_Your goal_:
Scan the records for the word "选取颜色". Return each line where it is found.
========================================
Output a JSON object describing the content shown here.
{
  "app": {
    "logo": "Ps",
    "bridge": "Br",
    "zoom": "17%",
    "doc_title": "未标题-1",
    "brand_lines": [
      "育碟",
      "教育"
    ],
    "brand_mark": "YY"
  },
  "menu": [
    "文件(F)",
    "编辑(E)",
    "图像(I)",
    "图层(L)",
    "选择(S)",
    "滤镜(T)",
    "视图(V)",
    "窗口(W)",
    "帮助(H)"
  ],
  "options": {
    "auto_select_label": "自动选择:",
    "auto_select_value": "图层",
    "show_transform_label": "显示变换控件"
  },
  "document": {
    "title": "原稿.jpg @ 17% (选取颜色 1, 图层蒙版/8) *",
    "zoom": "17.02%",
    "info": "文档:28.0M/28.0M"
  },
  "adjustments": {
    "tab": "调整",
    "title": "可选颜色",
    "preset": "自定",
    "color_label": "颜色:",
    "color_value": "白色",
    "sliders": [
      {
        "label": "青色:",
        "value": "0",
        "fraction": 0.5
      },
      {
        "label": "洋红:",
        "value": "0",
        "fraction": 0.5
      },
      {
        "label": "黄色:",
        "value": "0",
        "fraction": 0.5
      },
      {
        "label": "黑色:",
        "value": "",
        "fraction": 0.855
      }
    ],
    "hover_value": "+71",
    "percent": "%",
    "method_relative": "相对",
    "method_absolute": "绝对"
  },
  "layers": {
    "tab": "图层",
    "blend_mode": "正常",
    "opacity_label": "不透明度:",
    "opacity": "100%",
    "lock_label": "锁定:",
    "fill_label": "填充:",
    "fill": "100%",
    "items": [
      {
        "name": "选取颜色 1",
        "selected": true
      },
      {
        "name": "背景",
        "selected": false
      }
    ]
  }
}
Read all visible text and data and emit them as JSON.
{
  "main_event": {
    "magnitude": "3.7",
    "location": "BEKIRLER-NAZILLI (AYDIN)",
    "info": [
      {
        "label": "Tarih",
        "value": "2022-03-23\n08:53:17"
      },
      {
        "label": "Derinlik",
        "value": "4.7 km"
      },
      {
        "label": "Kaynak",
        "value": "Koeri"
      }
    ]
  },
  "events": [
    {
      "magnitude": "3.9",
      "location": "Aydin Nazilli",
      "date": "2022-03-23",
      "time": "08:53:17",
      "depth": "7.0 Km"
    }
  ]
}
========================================
_Problem solution_:
    "title": "原稿.jpg @ 17% (选取颜色 1, 图层蒙版/8) *",
        "name": "选取颜色 1",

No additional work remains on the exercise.